Because we want the largest possible , let's find an expression for in terms of .
.
Substituting, , which factorizes as (the Rational Root Theorem may be used here, along with synthetic division).
The largest possible solution is therefore .
Solution 2
An alternate way to solve this is to let and .
Because we are looking for a value of that is real, we know that , and thus .
Expanding will give two equations, since the real and imaginary parts must match up.
Looking at the imaginary part of that equation, , so , and and are actually complex conjugates.
Looking at the real part of the equation and plugging in , , or .
Now, evaluating the real part of , which equals (ignoring the odd powers of , since they would not result in something in the form of ):
Since we know that , it can be plugged in for in the above equation to yield:
Since the problem is looking for to be a positive integer, only positive half-integers (and whole-integers) need to be tested. From the Rational Roots theorem, all fail, but does work. Thus, the real part of both numbers is , and their sum is .

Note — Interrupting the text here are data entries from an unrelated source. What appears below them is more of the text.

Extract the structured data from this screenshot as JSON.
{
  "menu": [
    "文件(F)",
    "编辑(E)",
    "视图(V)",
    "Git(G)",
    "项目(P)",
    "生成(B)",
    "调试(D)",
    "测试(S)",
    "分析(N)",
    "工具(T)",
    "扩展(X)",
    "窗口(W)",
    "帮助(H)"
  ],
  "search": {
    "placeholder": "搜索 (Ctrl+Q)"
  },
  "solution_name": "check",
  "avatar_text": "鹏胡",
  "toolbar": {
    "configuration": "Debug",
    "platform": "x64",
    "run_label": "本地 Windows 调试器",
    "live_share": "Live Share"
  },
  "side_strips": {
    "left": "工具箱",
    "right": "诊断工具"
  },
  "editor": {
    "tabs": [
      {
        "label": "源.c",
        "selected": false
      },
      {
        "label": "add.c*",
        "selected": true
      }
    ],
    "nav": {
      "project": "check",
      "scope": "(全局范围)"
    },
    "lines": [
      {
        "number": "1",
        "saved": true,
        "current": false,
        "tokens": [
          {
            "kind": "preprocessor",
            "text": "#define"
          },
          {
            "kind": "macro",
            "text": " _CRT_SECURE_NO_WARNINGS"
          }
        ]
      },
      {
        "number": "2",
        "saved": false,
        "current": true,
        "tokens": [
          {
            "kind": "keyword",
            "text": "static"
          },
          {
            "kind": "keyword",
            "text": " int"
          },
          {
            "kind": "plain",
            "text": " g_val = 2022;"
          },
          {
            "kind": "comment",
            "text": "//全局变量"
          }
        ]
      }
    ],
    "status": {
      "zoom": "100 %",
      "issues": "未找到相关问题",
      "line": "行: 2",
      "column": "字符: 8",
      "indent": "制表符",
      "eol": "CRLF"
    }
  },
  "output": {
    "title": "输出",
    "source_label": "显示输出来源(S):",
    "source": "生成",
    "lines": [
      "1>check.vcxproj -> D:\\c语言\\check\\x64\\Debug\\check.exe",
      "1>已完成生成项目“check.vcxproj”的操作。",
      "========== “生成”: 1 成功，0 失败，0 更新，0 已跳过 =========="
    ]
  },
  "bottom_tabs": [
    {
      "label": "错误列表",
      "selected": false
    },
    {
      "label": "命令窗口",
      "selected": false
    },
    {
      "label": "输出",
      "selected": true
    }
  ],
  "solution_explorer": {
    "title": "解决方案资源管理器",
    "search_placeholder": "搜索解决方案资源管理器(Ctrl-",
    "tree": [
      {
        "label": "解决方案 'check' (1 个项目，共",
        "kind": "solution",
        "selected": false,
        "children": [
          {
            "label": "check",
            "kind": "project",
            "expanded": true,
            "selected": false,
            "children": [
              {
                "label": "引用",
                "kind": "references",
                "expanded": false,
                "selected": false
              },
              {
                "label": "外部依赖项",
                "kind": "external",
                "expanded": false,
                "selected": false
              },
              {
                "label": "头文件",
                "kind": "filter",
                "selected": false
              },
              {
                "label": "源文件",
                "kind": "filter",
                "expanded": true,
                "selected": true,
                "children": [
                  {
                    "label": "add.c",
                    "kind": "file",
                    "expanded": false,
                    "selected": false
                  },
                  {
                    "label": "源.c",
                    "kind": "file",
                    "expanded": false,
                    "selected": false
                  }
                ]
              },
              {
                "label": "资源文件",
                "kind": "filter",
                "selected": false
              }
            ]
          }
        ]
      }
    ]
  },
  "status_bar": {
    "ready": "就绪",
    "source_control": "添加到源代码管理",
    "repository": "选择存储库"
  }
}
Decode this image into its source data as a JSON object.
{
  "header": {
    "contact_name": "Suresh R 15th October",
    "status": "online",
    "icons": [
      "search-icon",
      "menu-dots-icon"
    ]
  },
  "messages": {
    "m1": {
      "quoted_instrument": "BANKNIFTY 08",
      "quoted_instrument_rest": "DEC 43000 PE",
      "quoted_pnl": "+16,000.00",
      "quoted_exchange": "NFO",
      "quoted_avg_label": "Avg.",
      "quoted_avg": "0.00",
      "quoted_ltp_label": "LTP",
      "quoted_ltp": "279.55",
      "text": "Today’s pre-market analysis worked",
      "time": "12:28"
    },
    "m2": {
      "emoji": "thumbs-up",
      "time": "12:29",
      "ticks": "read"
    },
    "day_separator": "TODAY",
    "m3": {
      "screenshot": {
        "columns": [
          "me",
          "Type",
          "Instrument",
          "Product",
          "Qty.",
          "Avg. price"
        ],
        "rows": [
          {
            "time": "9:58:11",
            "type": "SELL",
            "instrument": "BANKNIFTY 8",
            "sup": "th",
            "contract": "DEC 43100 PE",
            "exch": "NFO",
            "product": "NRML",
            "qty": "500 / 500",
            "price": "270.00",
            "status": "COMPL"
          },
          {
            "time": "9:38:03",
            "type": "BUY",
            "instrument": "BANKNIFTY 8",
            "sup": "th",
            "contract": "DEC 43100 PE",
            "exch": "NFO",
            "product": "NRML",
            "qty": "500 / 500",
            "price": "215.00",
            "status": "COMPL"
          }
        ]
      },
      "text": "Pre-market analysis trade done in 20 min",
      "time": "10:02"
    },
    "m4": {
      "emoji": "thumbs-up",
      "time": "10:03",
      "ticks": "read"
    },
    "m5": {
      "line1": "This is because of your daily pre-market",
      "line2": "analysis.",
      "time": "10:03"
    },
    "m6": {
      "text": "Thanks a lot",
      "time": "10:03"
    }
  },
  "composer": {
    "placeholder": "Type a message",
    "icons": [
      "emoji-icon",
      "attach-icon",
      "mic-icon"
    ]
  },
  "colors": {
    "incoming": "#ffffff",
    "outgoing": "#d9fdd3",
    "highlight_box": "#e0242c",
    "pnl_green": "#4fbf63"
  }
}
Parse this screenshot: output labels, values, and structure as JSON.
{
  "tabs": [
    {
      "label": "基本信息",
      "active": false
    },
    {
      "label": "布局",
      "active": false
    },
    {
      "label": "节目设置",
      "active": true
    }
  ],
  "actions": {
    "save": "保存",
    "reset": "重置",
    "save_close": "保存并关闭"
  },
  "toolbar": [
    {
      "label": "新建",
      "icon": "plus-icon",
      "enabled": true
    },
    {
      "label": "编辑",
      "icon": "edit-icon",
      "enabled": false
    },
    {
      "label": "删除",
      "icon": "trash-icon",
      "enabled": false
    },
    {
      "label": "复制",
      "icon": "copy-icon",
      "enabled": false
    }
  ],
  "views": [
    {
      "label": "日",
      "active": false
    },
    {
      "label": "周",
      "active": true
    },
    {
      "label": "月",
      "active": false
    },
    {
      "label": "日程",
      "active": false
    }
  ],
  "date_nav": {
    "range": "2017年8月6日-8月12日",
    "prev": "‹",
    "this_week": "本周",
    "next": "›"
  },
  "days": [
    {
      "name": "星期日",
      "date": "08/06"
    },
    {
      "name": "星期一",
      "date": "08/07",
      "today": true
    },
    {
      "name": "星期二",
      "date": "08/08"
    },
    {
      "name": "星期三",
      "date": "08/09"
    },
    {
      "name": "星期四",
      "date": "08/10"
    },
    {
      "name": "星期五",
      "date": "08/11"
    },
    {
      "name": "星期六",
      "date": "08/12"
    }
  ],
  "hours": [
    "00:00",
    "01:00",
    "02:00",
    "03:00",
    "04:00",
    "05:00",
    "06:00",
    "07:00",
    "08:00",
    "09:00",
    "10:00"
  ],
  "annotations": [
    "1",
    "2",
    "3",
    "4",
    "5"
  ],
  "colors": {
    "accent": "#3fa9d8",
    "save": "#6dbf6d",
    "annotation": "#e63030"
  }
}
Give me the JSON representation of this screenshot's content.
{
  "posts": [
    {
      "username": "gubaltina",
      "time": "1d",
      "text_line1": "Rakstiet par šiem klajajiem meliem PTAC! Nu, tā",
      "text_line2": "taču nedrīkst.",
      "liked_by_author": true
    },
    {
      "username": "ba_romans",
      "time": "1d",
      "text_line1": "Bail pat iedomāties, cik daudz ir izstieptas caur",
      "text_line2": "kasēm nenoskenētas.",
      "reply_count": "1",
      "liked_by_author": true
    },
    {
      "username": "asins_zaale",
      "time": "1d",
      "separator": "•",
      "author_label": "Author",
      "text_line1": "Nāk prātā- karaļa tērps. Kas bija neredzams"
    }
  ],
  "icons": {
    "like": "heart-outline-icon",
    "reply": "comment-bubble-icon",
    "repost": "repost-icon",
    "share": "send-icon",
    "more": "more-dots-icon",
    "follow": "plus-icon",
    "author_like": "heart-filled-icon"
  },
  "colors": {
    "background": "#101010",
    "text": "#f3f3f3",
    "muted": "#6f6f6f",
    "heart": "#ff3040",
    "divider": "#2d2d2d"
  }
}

Solution 3
Begin by assuming that and are roots of some polynomial of the form , such that by Vieta's Formulæ and some algebra (left as an exercise to the reader), and . Substituting , we deduce that , whose roots are , , and . Since is the sum of the roots and is maximized when , the answer is .
Solution 4
Also, Substituting our above into this, we get . Letting , we have that . Testing , we find that this is a root, to get
Minor edit: Jc426
See Also
1983 AIME (Problems • Answer Key • Resources) | ||
Preceded by Problem 4 |
Followed by Problem 6 | |
1 • 2 • 3 • 4 • 5 • 6 • 7 • 8 • 9 • 10 • 11 • 12 • 13 • 14 • 15 | ||
All AIME Problems and Solutions |